The Ganges: India’s sacred river

Ever heard of The Ganges? If you’ve ever been to India or always wanted to, you probably would have heard of it. But did you also know that besides being the most popular river in India, it is also the country’s most sacred?

People flock daily to the banks of the Ganges to attend aarti (ceremony of lights and song) and perform their own personal pujas with candles and boats made of leaves and candels. The Ganges is believed to be the mother (Ma Ganga) and also to have the power to wash sins away. The same people that believe her waters are curing, also bring tremendous environmental pressure to the river, inadvertantly, creating the Ganges paradox: those that love it, are killing it.

Third largest flowing river in the World

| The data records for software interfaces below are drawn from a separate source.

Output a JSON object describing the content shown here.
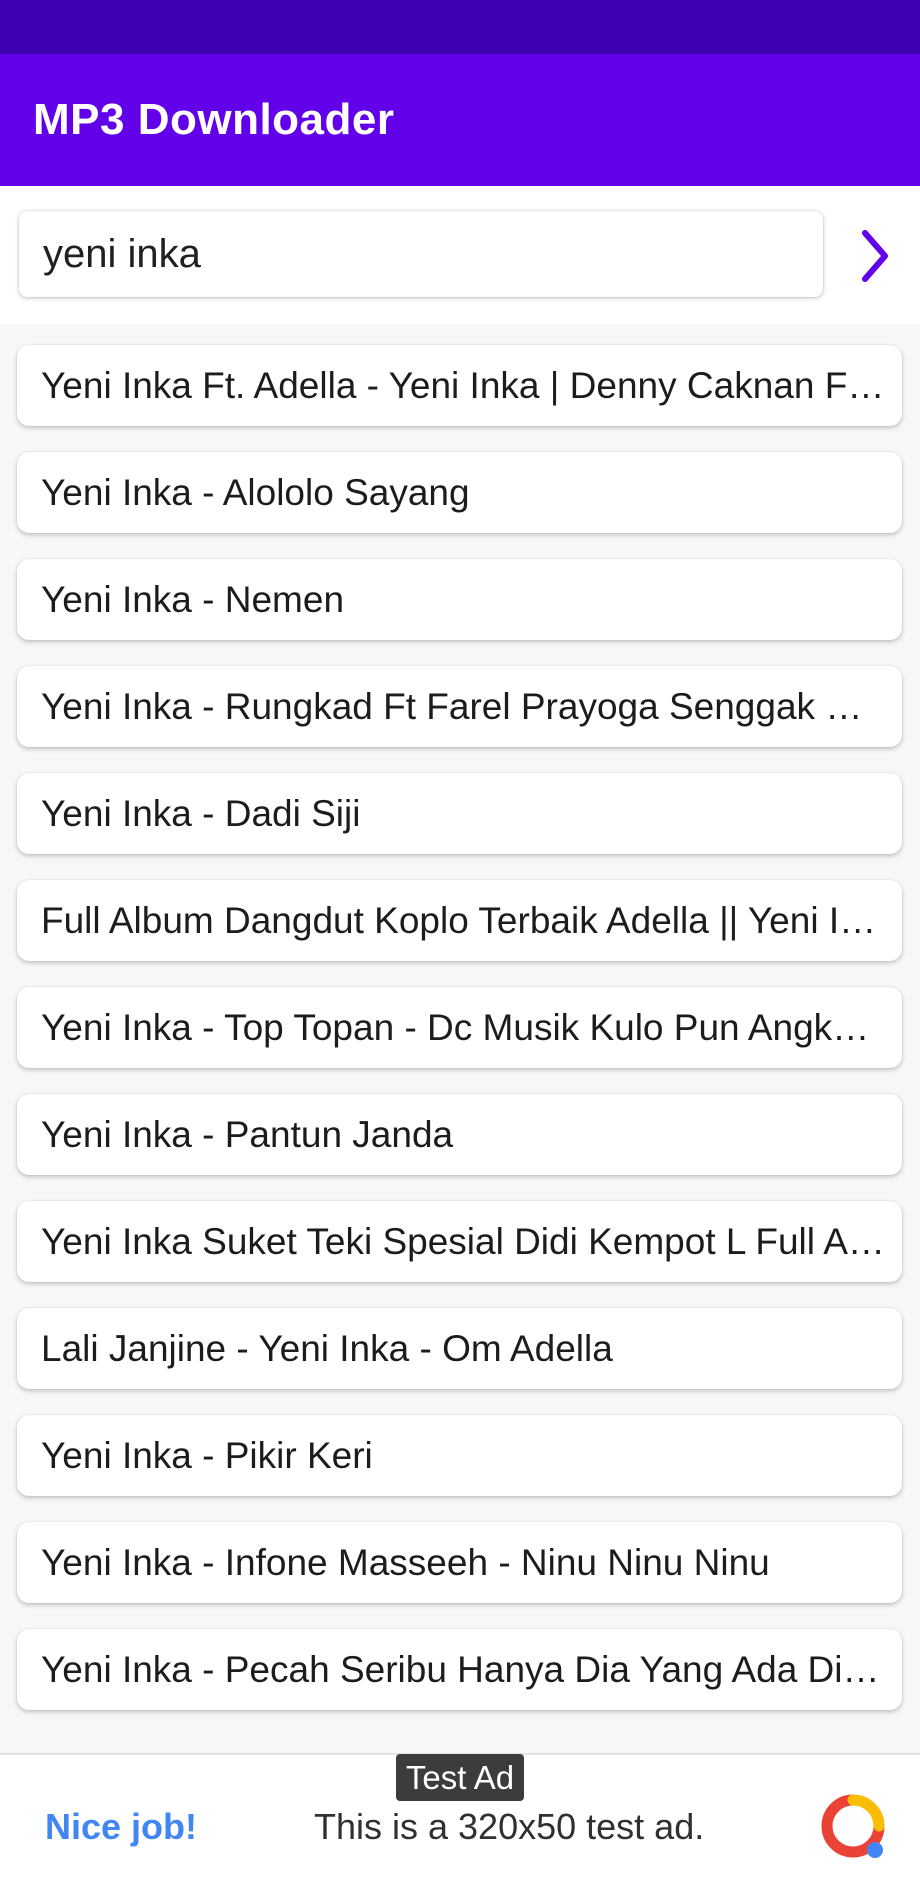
{
  "app_bar": {
    "title": "MP3 Downloader"
  },
  "search": {
    "value": "yeni inka",
    "submit_icon": "chevron-right-icon"
  },
  "results": [
    "Yeni Inka Ft. Adella - Yeni Inka | Denny Caknan Ft. Adella - Kartonyono Medot Janji",
    "Yeni Inka - Alololo Sayang",
    "Yeni Inka - Nemen",
    "Yeni Inka - Rungkad Ft Farel Prayoga Senggak Oa Oe",
    "Yeni Inka - Dadi Siji",
    "Full Album Dangdut Koplo Terbaik Adella || Yeni Inka",
    "Yeni Inka - Top Topan - Dc Musik Kulo Pun Angkat Tangan",
    "Yeni Inka - Pantun Janda",
    "Yeni Inka Suket Teki Spesial Didi Kempot L Full Album",
    "Lali Janjine - Yeni Inka - Om Adella",
    "Yeni Inka - Pikir Keri",
    "Yeni Inka - Infone Masseeh - Ninu Ninu Ninu",
    "Yeni Inka - Pecah Seribu Hanya Dia Yang Ada Dialam Mimpi"
  ],
  "ad": {
    "badge": "Test Ad",
    "headline": "Nice job!",
    "body": "This is a 320x50 test ad.",
    "logo_icon": "ad-network-logo-icon"
  },
  "colors": {
    "status_bar": "#3d00b0",
    "primary": "#6200ea",
    "accent": "#6200ea",
    "ad_link": "#4285f4"
  }
}
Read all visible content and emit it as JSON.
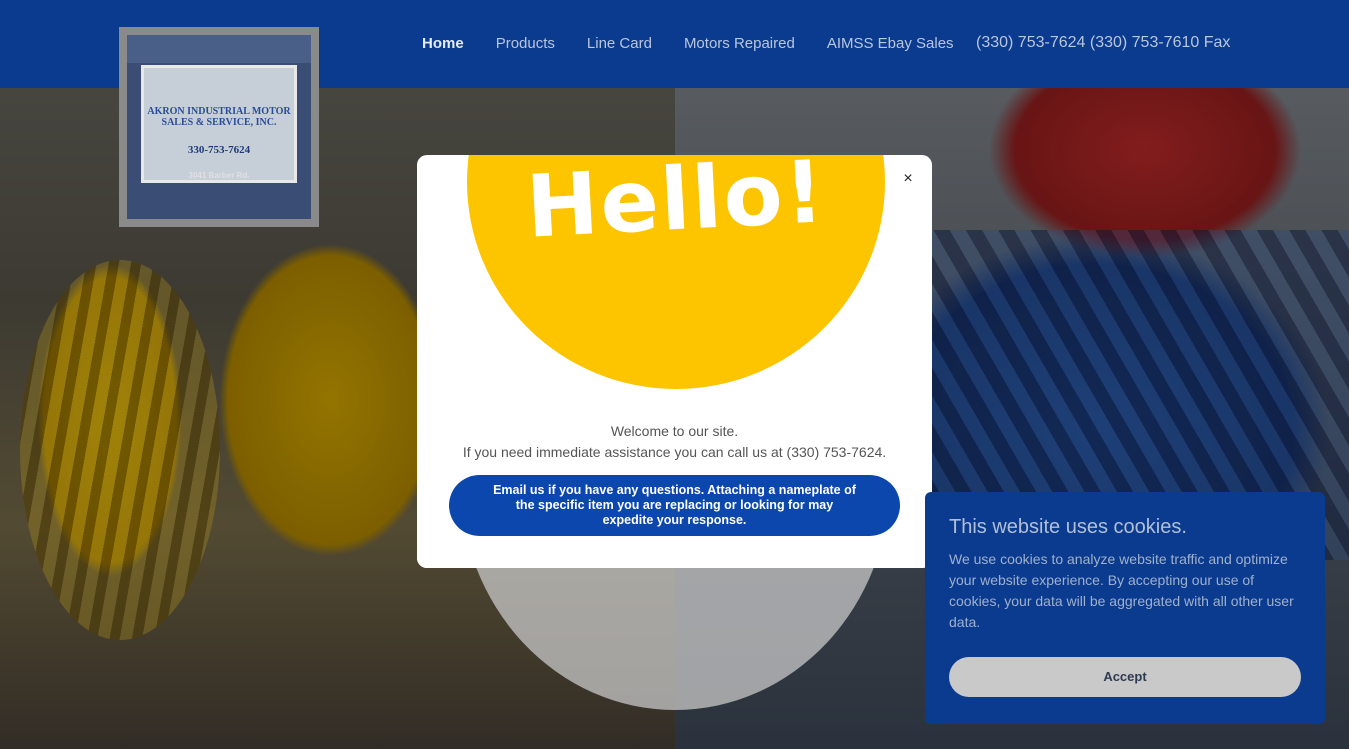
{
  "logo": {
    "line1": "AKRON INDUSTRIAL MOTOR",
    "line2": "SALES & SERVICE, INC.",
    "phone": "330-753-7624",
    "address": "3041 Barber Rd."
  },
  "nav": {
    "items": [
      {
        "label": "Home",
        "active": true
      },
      {
        "label": "Products"
      },
      {
        "label": "Line Card"
      },
      {
        "label": "Motors Repaired"
      },
      {
        "label": "AIMSS Ebay Sales"
      }
    ]
  },
  "header": {
    "phone": "(330) 753-7624 (330) 753-7610 Fax"
  },
  "modal": {
    "hello": "Hello!",
    "close": "×",
    "welcome": "Welcome to our site.",
    "assistance": "If you need immediate assistance you can call us at (330) 753-7624.",
    "email_button": "Email us if you have any questions. Attaching a nameplate of the specific item you are replacing or looking for may expedite your response."
  },
  "cookie": {
    "title": "This website uses cookies.",
    "body": "We use cookies to analyze website traffic and optimize your website experience. By accepting our use of cookies, your data will be aggregated with all other user data.",
    "accept": "Accept"
  },
  "colors": {
    "header": "#0b3b8f",
    "button": "#0b47ad",
    "hello_yellow": "#fdc500"
  }
}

The Ganges despite being India’s most popular and sacred river is also the world’s third largest river by discharge. This refers to how much water flows through it and to all the regions that it flows to, including all the many smaller rivers it breaks down into.

This holy river, interestingly, also partly flows through Bangladesh as well. The Ganges flows through the Himalayan region and all the way till the Western Bengal area before splitting into smaller rivers which then flow all over the country!

The river also bears a direct link to Hinduism which is also the country’s  predominant faith and religion that is widely practiced throughout the country while differing just slightly from state to state. The Ganges is linked so closely to the religion that it is personified as a goddess in Hinduism as ‘Ganga’.

While bathing in The Ganges is said to rid you of your earthly sins, another part of Hinduism also uses the river to release the cremated ashes of an individual believing that doing so sends it straight to Lord Shiva, one of the principal deities of Hinduism.


Health issues

Despite being the most sacred rivers in India that sees literally thousands of worshippers submerge in it on a day to day basis, there are a number of health issues that persist. The most pressing of health issues is the presence of fecal bacteria in the river.

Surprisingly, the amounts of this bacteria is so high in the river that is surpasses the Indian government’s safety limits. However this does not seem to stop worshippers from continuing their holy rituals!


Since The Ganges flows through many cities and coastal towns, there has always been discharge of materials into the river as a means of disposal and convenience. With the rise in use of plastic and non-biodegradable material, these items are also being dumped into the river, inevitably polluting it.

Pollution is at an all-time high in the river despite its widely acknowledged sacredness. The pollution also harms the thriving wildlife and water species that are dependent on it as a life source.


Hence, The Ganges is not just India’s popular and sacred river but is also one that is most visited by Hindu worshippers on almost every day of the year. From attempting to wash away their sins to fulfilling the last rites of an individual, the river is seen as an important part of the Hindu way of life. Health issues and pollution persist despite the Indian government’s efforts to contain it. Nonetheless, The Ganges is always worth a visit while in India but as with visiting any natural feature, leave only your footprints and take away only memories!